  • 20%-50% - monitor the situation* The reason you would want to monitor your financials closely if you fall within this range is because this ratio tells you that you will only be able to maintain 20-50% of your annual farm expenses with the funds that you currently have available for daily operations. 
  • >50% - strong financial position* Depending on your industry and personal risk tolerance it can be assumed that if you fall above 50% for this ratio you are in a comfortable position because you are able to maintain over half of your annual farm expenses with the funds that you currently have available for daily operations.

*Depending on what industry you are involved with these benchmarks could change. If you calculate a 20%-50% 


Why is equity important to your farm operation and how can you use it to drive results? Your equity position depicts the relationship between your assets (what you own) and your financial obligation (what you owe). The equity ratio helps you to evaluate the percentage you own of the assets reported on your balance sheet, versus how much of it may be financed by a lender. The basic ratio to determine percent equity is:
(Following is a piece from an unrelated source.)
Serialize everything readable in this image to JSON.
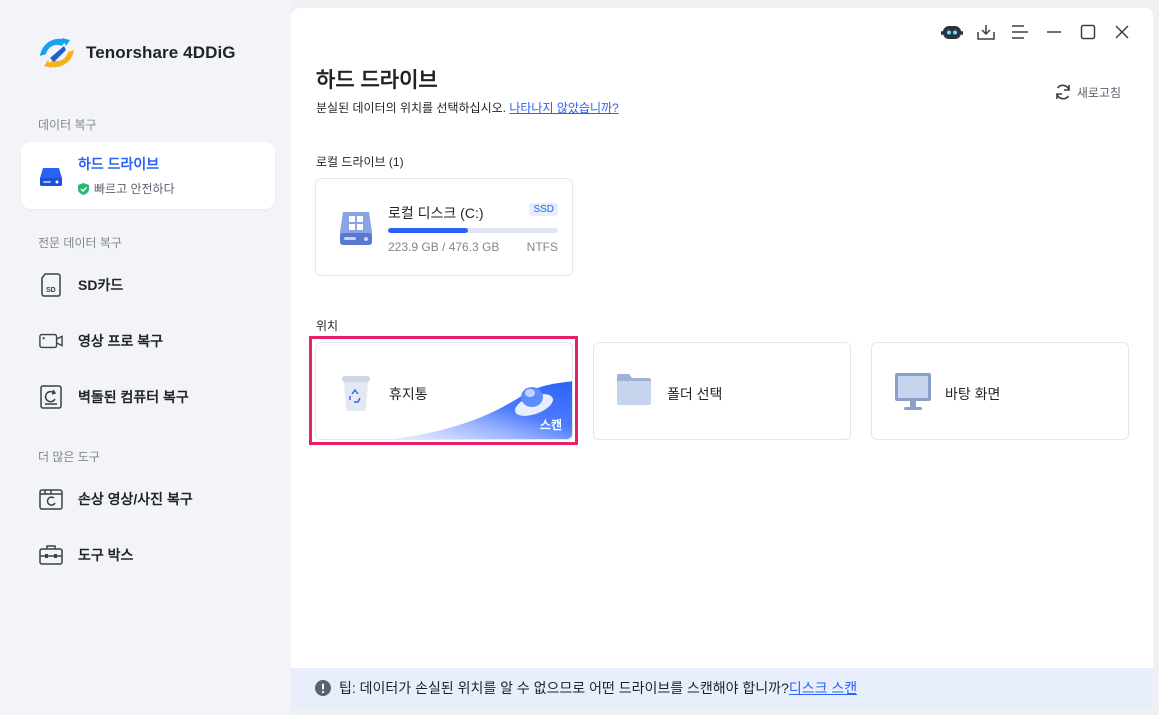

% Equity = Total Farm Equity / Total Farm Assets

  • <35% - evaluate and make changes*
  • 35%-60% - monitor the situation*
  • >60% - strong financial position*
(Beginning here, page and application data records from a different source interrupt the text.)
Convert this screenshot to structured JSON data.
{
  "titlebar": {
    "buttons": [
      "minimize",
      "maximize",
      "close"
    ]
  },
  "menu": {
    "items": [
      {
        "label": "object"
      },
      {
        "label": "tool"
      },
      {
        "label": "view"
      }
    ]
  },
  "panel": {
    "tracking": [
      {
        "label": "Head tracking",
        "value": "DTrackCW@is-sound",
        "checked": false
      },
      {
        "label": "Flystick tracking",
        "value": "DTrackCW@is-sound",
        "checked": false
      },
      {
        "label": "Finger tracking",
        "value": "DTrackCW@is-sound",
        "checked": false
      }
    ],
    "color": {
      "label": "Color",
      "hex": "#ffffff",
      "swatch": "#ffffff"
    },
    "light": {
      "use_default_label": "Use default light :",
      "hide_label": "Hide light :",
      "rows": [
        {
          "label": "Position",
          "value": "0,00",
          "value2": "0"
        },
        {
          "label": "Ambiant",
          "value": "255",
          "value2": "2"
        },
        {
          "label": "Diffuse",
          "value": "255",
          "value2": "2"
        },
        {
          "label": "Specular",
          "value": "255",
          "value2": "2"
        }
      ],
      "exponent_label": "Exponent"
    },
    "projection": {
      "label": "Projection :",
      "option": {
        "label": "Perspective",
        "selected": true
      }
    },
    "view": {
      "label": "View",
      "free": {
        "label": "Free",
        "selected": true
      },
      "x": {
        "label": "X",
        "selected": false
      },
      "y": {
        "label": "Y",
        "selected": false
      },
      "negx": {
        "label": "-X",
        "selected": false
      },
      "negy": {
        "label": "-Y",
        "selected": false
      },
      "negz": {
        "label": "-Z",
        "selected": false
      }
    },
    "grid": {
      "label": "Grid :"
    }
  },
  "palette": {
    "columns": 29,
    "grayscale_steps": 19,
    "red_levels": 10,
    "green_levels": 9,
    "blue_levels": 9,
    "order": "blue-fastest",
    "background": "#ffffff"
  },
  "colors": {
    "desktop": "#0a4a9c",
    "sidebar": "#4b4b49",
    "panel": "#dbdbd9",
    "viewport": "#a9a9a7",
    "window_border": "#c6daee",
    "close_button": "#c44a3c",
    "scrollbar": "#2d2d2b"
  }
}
*Depending on what industry you are involved with these benchmarks could change.


This ratio is important because it can help a business owner decide whether or not their assets are making money. Do you currently own assets, equipment, vehicles, or livestock that aren’t making you any money? If so, what you own these assets and is there an opportunity to put your business in a better position by using those assets in another way to potentially liquidating them? The Return on Assets (ROA) shows the percentage of how profitable a farm’s assets are in generating revenue. The ratio to determine ROA is:

ROA = (Net Income + Interest) / Total Farm Assets

  • <3% - evaluate and make changes*
  • 3%-6% - monitor the situation*
  • >6% - strong financial position*

*Depending on what industry you are involved with these benchmarks could change.


To measure efficiency, the Operating Expense Ratio (OER) can be used to show the relationship between operating expenses and gross revenue. This is calculated with the following formula:

OER = Farm Expenses / Farm Receipts

  • <3% - evaluate and make changes*
  • 3%-6% - monitor the situation*
  • >6% - strong financial position*

*Depending on what industry you are involved with these benchmarks could change.

Know Your Numbers

While farming is a risky business, identifying production and financial projections are an important management skill. Farmers do have resources to help determine these values. Think about it this way, what amounts should I invest in acreage to be farmed or livestock to be purchased, raised or sold? Or what amounts will I receive for the sale of farm products? Remember these are projections, do your best to make them realistic. We encourage meeting with your loan officer to help walk you through this conversation and to help interpret what the ratios and benchmarks mean to your individual operation.

As an owner-operator it is important to keep accurate financial and production records for your operation -this will enable you to calculate these projections for the future. If you need some help understanding yours and taking the next step - give us a call. We're here to help!

Back to News